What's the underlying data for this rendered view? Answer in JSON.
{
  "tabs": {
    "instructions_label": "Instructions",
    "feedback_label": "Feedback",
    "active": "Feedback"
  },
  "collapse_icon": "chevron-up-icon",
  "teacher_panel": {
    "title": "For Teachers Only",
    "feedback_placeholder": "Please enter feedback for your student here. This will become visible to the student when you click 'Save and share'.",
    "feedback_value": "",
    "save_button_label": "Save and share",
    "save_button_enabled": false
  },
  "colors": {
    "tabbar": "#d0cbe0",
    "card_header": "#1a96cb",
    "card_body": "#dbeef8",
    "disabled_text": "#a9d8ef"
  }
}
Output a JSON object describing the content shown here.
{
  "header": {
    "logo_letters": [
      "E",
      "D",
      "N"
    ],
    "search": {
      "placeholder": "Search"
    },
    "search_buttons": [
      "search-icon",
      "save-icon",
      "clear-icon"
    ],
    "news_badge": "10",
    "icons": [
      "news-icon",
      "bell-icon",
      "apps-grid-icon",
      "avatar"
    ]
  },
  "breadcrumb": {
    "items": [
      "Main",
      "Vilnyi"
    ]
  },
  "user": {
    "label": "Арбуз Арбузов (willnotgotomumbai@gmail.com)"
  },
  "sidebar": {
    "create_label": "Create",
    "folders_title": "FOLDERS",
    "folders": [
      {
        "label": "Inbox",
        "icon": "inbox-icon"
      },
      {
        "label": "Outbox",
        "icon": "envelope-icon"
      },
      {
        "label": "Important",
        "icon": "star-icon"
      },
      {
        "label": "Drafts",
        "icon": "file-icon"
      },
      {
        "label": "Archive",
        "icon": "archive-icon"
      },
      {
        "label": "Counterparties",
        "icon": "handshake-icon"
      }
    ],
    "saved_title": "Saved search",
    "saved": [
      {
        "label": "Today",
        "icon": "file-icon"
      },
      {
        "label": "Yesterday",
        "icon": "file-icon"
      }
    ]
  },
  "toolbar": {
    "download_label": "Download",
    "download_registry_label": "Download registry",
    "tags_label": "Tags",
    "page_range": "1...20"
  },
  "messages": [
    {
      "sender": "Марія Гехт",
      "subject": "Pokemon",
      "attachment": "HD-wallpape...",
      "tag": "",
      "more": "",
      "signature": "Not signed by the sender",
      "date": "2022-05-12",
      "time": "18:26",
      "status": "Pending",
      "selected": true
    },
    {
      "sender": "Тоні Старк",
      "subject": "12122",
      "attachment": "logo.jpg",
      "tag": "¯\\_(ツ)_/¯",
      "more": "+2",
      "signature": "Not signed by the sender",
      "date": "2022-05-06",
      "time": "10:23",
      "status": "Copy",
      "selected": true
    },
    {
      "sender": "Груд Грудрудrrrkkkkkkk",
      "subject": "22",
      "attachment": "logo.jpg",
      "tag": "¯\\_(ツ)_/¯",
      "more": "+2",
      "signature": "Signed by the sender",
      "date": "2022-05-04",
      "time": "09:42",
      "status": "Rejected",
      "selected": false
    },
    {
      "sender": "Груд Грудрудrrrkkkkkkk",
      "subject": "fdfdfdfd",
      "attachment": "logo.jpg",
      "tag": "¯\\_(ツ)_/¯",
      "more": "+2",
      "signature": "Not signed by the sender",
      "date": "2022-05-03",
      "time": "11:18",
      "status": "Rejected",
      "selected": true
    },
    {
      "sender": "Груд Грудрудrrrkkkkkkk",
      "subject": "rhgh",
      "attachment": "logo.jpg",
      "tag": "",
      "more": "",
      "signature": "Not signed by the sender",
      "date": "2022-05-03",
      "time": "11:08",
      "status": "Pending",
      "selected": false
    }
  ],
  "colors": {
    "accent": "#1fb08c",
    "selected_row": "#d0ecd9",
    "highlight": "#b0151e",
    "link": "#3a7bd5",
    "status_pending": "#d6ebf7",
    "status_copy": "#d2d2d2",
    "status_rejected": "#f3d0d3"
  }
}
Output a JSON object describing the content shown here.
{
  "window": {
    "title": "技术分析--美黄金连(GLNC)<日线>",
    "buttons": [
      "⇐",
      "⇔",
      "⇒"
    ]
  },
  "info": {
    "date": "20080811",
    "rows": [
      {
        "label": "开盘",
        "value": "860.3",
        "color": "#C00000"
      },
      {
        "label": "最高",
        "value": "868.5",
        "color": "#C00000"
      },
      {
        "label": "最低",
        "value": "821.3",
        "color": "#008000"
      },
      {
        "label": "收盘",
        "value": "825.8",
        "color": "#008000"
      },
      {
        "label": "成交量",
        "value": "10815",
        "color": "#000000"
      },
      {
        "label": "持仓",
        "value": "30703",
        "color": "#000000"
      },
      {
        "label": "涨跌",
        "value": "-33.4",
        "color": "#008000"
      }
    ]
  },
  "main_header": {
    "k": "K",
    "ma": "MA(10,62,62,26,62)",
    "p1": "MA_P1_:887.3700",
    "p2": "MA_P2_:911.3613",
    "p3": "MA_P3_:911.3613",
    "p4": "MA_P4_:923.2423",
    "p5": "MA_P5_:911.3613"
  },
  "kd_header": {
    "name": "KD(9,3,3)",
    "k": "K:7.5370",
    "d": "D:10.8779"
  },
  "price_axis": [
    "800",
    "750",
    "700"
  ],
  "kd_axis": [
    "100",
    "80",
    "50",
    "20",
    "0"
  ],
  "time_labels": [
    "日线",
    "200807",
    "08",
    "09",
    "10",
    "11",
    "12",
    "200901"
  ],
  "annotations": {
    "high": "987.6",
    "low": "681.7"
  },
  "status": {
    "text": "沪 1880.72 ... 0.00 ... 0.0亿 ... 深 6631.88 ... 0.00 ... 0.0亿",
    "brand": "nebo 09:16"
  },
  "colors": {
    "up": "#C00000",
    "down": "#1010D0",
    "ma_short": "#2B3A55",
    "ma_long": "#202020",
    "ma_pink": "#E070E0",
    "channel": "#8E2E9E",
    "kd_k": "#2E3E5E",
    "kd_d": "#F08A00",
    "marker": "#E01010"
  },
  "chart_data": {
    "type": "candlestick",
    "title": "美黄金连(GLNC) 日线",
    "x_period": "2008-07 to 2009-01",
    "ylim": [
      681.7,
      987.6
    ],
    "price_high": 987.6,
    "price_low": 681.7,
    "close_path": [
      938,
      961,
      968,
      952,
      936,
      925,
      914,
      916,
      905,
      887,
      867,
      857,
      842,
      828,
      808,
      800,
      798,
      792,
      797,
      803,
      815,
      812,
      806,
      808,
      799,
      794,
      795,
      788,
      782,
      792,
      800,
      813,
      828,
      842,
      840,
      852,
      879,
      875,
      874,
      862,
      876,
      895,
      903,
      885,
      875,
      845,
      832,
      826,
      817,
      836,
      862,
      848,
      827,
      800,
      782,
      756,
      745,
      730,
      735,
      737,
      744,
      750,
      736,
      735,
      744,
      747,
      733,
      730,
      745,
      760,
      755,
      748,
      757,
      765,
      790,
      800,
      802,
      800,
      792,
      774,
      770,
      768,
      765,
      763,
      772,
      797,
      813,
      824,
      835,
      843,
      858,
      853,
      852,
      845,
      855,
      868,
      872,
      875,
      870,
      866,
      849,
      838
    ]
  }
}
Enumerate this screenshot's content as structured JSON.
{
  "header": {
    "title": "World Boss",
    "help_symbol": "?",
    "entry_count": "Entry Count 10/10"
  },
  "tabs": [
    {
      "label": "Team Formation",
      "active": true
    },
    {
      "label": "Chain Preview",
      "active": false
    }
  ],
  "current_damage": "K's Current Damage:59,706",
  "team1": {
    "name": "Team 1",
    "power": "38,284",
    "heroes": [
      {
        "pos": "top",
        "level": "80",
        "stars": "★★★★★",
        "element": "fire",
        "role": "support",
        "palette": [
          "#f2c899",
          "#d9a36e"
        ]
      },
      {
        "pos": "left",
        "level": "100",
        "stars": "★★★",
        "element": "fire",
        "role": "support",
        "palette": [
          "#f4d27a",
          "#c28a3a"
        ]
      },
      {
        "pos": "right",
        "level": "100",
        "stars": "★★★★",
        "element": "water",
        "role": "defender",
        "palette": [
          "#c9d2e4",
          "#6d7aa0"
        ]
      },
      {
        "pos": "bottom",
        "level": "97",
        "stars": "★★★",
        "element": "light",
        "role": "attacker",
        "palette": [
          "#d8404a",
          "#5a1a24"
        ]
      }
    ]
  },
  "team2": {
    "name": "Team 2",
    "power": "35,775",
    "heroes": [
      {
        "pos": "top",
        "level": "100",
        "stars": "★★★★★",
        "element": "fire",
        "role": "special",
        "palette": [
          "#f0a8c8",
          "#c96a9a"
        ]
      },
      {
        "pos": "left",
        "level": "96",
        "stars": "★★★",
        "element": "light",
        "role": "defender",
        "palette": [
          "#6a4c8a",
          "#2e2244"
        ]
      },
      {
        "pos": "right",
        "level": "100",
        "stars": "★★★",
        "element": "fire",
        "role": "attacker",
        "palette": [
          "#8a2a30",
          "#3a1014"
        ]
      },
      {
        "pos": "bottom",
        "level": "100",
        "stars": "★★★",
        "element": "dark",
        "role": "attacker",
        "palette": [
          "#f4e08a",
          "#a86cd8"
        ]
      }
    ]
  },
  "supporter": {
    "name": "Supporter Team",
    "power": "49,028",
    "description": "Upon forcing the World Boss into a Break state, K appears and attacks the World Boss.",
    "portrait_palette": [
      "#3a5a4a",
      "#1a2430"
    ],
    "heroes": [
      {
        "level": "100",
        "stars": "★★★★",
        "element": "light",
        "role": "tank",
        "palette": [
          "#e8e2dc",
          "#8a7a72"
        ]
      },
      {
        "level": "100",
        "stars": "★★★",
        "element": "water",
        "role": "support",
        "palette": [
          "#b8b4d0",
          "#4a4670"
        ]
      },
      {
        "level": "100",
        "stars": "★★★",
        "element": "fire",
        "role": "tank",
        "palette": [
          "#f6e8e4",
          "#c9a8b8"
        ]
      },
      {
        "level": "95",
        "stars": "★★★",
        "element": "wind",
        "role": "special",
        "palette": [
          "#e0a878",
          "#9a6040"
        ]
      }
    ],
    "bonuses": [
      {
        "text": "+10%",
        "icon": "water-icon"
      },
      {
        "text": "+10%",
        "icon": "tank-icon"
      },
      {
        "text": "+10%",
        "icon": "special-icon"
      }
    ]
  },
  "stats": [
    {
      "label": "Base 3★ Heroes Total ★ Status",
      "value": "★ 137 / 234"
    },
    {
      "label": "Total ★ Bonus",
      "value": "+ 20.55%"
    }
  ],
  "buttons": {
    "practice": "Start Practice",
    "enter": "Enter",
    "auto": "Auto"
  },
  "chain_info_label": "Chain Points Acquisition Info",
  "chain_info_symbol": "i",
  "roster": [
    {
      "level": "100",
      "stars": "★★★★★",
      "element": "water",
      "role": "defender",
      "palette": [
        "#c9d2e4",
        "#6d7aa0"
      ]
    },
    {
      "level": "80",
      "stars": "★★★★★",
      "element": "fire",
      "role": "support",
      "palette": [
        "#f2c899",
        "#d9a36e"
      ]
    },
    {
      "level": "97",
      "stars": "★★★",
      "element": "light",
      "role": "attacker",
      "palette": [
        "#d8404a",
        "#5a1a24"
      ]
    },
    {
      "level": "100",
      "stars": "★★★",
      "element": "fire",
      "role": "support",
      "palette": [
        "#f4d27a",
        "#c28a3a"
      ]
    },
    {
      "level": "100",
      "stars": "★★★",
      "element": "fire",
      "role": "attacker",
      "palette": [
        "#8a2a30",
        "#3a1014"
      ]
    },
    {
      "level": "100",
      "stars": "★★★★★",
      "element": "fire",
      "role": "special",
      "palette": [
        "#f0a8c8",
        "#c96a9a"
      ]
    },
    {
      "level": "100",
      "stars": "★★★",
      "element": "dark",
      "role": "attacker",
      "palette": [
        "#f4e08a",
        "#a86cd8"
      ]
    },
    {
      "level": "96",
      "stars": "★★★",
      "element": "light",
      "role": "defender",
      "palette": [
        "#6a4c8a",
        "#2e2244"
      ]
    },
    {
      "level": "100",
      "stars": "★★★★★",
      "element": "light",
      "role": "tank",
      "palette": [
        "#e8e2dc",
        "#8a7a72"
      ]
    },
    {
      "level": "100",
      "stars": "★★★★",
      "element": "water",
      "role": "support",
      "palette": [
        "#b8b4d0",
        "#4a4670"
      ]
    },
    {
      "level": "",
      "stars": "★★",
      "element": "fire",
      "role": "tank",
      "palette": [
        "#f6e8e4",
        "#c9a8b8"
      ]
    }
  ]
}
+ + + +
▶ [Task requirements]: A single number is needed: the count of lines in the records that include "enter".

▶ [Solved problem]: 2